  • At 16, she presented herself to military leaders, won them over with a prophesy of victory, and got herself appointed as head of an army that was near defeat.
  • Under God’s guidance, Joan led the French army in significant victories. She earned the respect of her troops when she was shot in the neck with an arrow—and in another battle was hit in the helmet with a stone cannonball—and continued to lead.
  • Her success on the battlefield made it possible for Charles VII to take the throne.
  • Then she was captured, sold to the British, and imprisoned when Charles VII refused to pay her ransom. She was tried for heresy in a church court. “Everything I have done is at God’s command,” Joan testified, yet she was convicted, condemned, and burned at the stake. She was 19 at the time of her death.
  • Twenty-five years later, the Catholic Church reversed her sentence and made her a martyr. She was canonized in 1920 as a patron saint of France, as well as for military personnel, prisoners, and the Women’s Army Corps.

By 1750, average life expectancy in France was 25, which means it was even less 300 years earlier. Had she followed a traditional path, Joan would have spent her brief life working hard, marrying young, and giving birth to a number of children, of whom maybe half would survive infancy.

But no one called her maman. Instead, Joan mothered an army, aided an ungrateful boy-king, and saved her country.

Kathleen Guthrie Woods is a Northern California–based freelance writer. She’s finding inspiration in the stories of many of our “cheroes” (heroes who are childfree) as we celebrate National Women’s History Month.

 

Chero: Nancy Wake, The White Mouse August 3, 2012

Courtesy: New York Times, Australia War Memorial, via European Pressphoto Agency

This post was originally published on December 2, 2011.

The world recently lost an inspiring chero…and a force to be reckoned with.

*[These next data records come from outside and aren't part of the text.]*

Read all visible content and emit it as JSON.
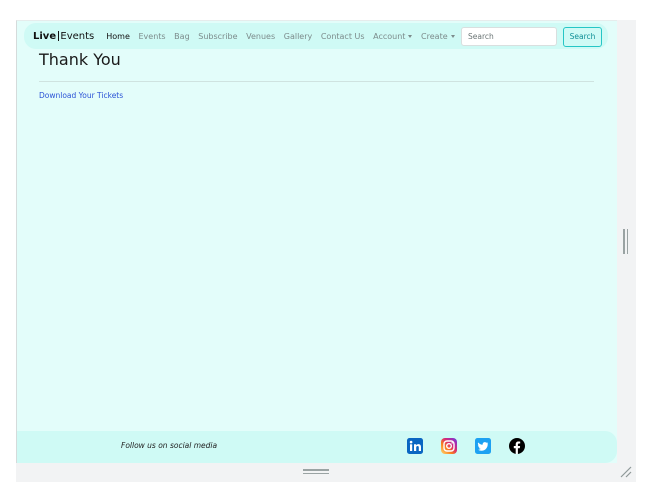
{
  "navbar": {
    "brand_strong": "Live",
    "brand_rest": "Events",
    "links": [
      {
        "label": "Home",
        "active": true
      },
      {
        "label": "Events"
      },
      {
        "label": "Bag"
      },
      {
        "label": "Subscribe"
      },
      {
        "label": "Venues"
      },
      {
        "label": "Gallery"
      },
      {
        "label": "Contact Us"
      },
      {
        "label": "Account",
        "dropdown": true
      },
      {
        "label": "Create",
        "dropdown": true
      }
    ],
    "search_placeholder": "Search",
    "search_button": "Search"
  },
  "main": {
    "title": "Thank You",
    "download_link": "Download Your Tickets"
  },
  "footer": {
    "text": "Follow us on social media",
    "social_icons": [
      "linkedin-icon",
      "instagram-icon",
      "twitter-icon",
      "facebook-icon"
    ]
  },
  "colors": {
    "page_bg": "#e3fdfa",
    "bar_bg": "#cffaf5",
    "accent": "#25c6c6",
    "link": "#2a52d6"
  }
}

Nancy Wake was a freespirit who enjoyed the odd drink and a good laugh. After working with the French Resistance to help shelter airmen and prisoners of war, she was recruited by the British Special Operations agent. Although it’s rumored that she requested face cream and silk stocking be air-dropped in along with grenades and Sten guns, and that her flirtatious nature and alluring good looks aided her in eluding the Gestapo, Nancy Wake was not to be trifled with.

In the weeks prior to D-Day, she parachuted into southern France blew up the Gestapo headquarters, bicycled over 300 miles to find a radio operator, and reportedly killed a German sentry with her bare hands. Not surprisingly, she became the Gestapo’s most wanted person. Her ability to avoid capture earned her the nickname “White Mouse” and her courage earned her honors from five nations, making her the most decorated female spy of World War II.

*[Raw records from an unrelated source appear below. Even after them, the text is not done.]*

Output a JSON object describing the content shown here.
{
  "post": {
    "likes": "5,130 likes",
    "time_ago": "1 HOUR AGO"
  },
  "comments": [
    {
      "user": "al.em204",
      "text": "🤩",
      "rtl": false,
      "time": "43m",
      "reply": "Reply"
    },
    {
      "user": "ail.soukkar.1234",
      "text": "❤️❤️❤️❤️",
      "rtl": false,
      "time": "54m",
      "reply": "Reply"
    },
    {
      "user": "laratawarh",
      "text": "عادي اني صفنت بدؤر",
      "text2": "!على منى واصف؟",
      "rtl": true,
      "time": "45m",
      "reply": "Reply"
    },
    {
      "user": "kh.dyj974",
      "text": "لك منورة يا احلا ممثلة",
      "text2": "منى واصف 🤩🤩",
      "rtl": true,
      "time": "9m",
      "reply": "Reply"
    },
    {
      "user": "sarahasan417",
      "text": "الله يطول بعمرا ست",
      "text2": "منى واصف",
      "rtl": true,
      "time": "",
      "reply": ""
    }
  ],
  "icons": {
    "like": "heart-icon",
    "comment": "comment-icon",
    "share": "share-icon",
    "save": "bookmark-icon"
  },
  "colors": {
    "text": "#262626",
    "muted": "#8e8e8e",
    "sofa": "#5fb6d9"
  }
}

She once told an interviewer, “I don’t see why we women should just wave our men a proud goodbye and then knit them balaclavas.”

Nancy Wake certainly didn’t do that. She passed away earlier this year at the ripe old age of 98.